Back in the late 60s, my photography was limited to a cheap Polaroid Model 3000 "Big Swinger." Its $19.95 price tag in the 60s is equivalent to $155 in 2017. This was the first Polaroid "roll film" to develop outside the camera. I remember having to use a smelly little fixer wand to smear some sort of preservative across the black & white shots. Now, in 2018, I'm finding a lot of nasty little sepia streaks on the snapshots where I missed applying the fixer.
Since there was no date on the film, I can only guess at the year that this shot was taken.
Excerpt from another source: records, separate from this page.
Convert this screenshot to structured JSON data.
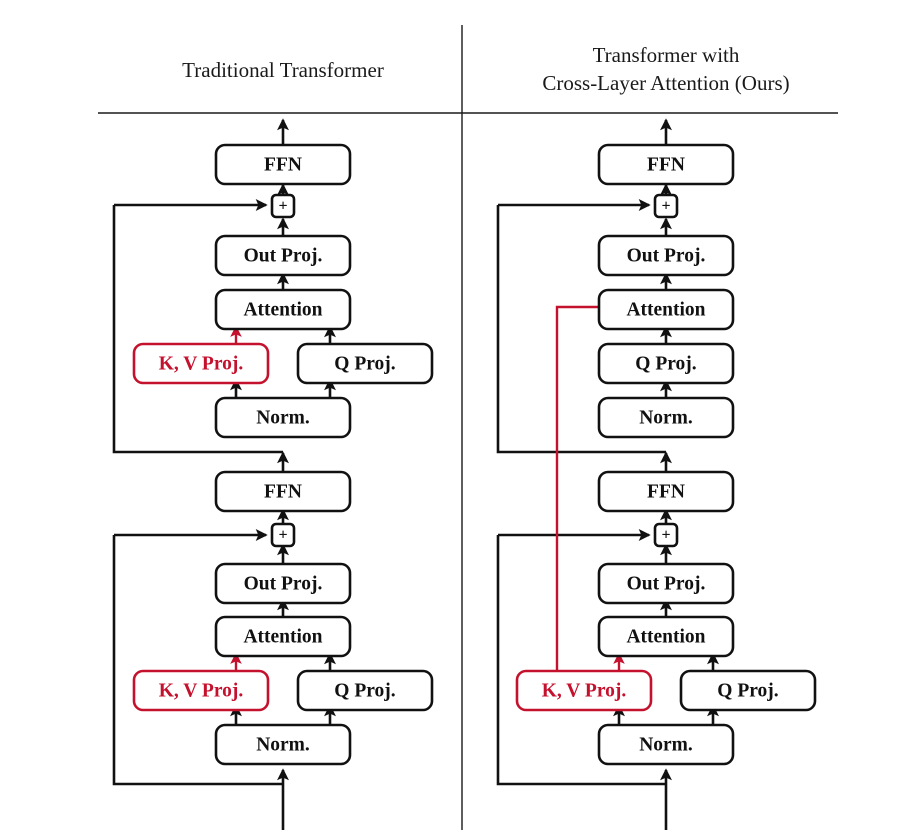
{
  "figure": {
    "title_left": "Traditional Transformer",
    "title_right_line1": "Transformer with",
    "title_right_line2": "Cross-Layer Attention (Ours)",
    "accent_red": "#c4122e",
    "line_black": "#111111",
    "background": "#ffffff"
  },
  "labels": {
    "ffn": "FFN",
    "plus": "+",
    "out_proj": "Out Proj.",
    "attention": "Attention",
    "kv_proj": "K, V Proj.",
    "q_proj": "Q Proj.",
    "norm": "Norm."
  },
  "left_panel": {
    "name": "Traditional Transformer",
    "upper_layer": {
      "ffn": "FFN",
      "residual_add": "+",
      "out_proj": "Out Proj.",
      "attention": "Attention",
      "kv_proj": "K, V Proj.",
      "q_proj": "Q Proj.",
      "norm": "Norm."
    },
    "middle": {
      "ffn": "FFN"
    },
    "lower_layer": {
      "residual_add": "+",
      "out_proj": "Out Proj.",
      "attention": "Attention",
      "kv_proj": "K, V Proj.",
      "q_proj": "Q Proj.",
      "norm": "Norm."
    }
  },
  "right_panel": {
    "name": "Transformer with Cross-Layer Attention (Ours)",
    "upper_layer": {
      "ffn": "FFN",
      "residual_add": "+",
      "out_proj": "Out Proj.",
      "attention": "Attention",
      "q_proj": "Q Proj.",
      "norm": "Norm."
    },
    "middle": {
      "ffn": "FFN"
    },
    "lower_layer": {
      "residual_add": "+",
      "out_proj": "Out Proj.",
      "attention": "Attention",
      "kv_proj": "K, V Proj.",
      "q_proj": "Q Proj.",
      "norm": "Norm."
    },
    "cross_layer_edge": "K, V Proj. shared upward to upper Attention"
  }
}
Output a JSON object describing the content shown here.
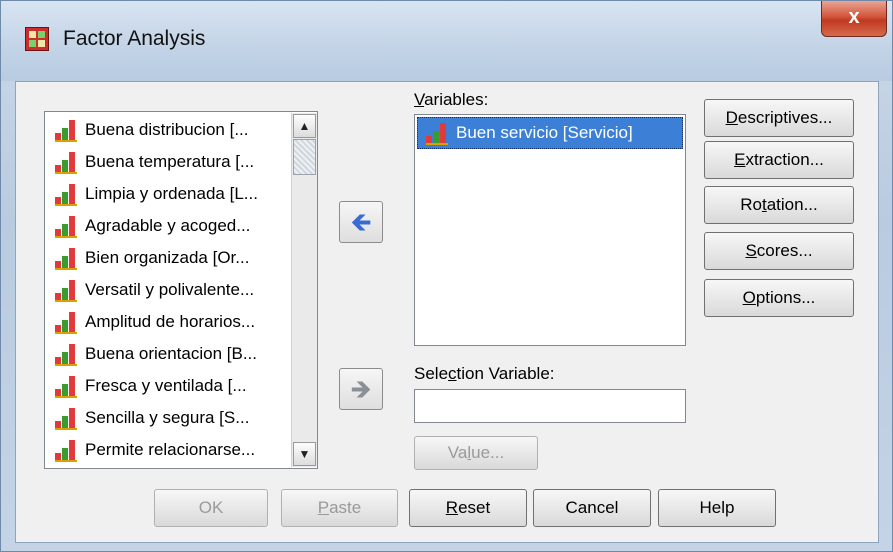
{
  "window": {
    "title": "Factor Analysis",
    "close_label": "x"
  },
  "source_list": {
    "items": [
      {
        "label": "Buena distribucion [..."
      },
      {
        "label": "Buena temperatura [..."
      },
      {
        "label": "Limpia y ordenada [L..."
      },
      {
        "label": "Agradable y acoged..."
      },
      {
        "label": "Bien organizada [Or..."
      },
      {
        "label": "Versatil y polivalente..."
      },
      {
        "label": "Amplitud de horarios..."
      },
      {
        "label": "Buena orientacion [B..."
      },
      {
        "label": "Fresca y ventilada [..."
      },
      {
        "label": "Sencilla y segura [S..."
      },
      {
        "label": "Permite relacionarse..."
      }
    ],
    "scroll_up": "▲",
    "scroll_down": "▼"
  },
  "variables": {
    "label_accel": "V",
    "label_rest": "ariables:",
    "items": [
      {
        "label": "Buen servicio [Servicio]"
      }
    ]
  },
  "move_buttons": {
    "variables_arrow": "🡸",
    "selection_arrow": "🡺"
  },
  "selection_variable": {
    "label_pre": "Sele",
    "label_accel": "c",
    "label_post": "tion Variable:",
    "value": ""
  },
  "value_button": {
    "pre": "Va",
    "accel": "l",
    "post": "ue..."
  },
  "side_buttons": {
    "descriptives": {
      "accel": "D",
      "rest": "escriptives..."
    },
    "extraction": {
      "accel": "E",
      "rest": "xtraction..."
    },
    "rotation": {
      "pre": "Ro",
      "accel": "t",
      "post": "ation..."
    },
    "scores": {
      "accel": "S",
      "rest": "cores..."
    },
    "options": {
      "accel": "O",
      "rest": "ptions..."
    }
  },
  "bottom_buttons": {
    "ok": "OK",
    "paste": {
      "accel": "P",
      "rest": "aste"
    },
    "reset": {
      "accel": "R",
      "rest": "eset"
    },
    "cancel": "Cancel",
    "help": "Help"
  },
  "colors": {
    "selection": "#3c7fd6",
    "close_button": "#c0391f",
    "arrow_active": "#3a6bd0"
  }
}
My guess is that it's from 1969, when I was still living downtown in the village of Bath, NY. A year or two later, my family moved up to the top of Mossy Bank, where we had built a ranch-style house on land originally belonging to my grandfather.
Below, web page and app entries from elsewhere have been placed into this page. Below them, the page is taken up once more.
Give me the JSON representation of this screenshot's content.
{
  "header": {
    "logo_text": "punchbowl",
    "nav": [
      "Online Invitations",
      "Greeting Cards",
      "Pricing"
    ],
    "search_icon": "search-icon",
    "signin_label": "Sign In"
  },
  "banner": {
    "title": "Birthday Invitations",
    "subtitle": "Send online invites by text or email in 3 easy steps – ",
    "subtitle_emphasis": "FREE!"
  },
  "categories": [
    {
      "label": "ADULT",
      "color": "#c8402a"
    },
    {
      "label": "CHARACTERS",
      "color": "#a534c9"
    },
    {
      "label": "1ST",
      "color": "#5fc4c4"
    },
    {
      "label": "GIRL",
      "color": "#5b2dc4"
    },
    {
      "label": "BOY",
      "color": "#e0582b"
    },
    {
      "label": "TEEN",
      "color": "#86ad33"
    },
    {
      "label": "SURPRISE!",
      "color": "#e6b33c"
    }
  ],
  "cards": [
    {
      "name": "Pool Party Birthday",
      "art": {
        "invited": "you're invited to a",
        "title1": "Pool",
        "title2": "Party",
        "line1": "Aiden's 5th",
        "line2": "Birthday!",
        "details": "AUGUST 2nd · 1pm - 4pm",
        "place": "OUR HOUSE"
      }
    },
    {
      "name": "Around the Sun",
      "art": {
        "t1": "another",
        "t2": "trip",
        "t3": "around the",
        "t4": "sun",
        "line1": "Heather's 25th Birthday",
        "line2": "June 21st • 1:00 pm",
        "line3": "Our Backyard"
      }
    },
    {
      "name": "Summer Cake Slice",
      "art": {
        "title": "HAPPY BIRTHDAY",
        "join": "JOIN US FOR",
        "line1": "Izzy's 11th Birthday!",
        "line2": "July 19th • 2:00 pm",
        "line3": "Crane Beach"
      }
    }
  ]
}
You can see my nerdy self holding a rock hammer. The hammer is a hint that I was a high school freshman at the time, because that's the year that I took earth science. There are a couple of other Polaroid shots waiting to dry below my butt.
I'm on the cliff face below the overlook at Mossy Bank park, sitting in front of a small cave that used to be visible from the village below. I'm not sure if that little cave is still there any more.
The band of softer rock behind me was a bed of fossil calamite casts, which have a vertical ribbing and a bamboo-like appearance. As fossils go, these were pretty boring, but if you wanted to find any, this was the place to look.
By the way, the man-size granite boulder on the Mossy Bank Park web page...
glacial erratic, rolled and rounded by a continental glacier that swept over the area, probably during the last ice age. That cliff where I sat for the picture was also created when a glacier plowed up against it.
I'm still an earth science nerd.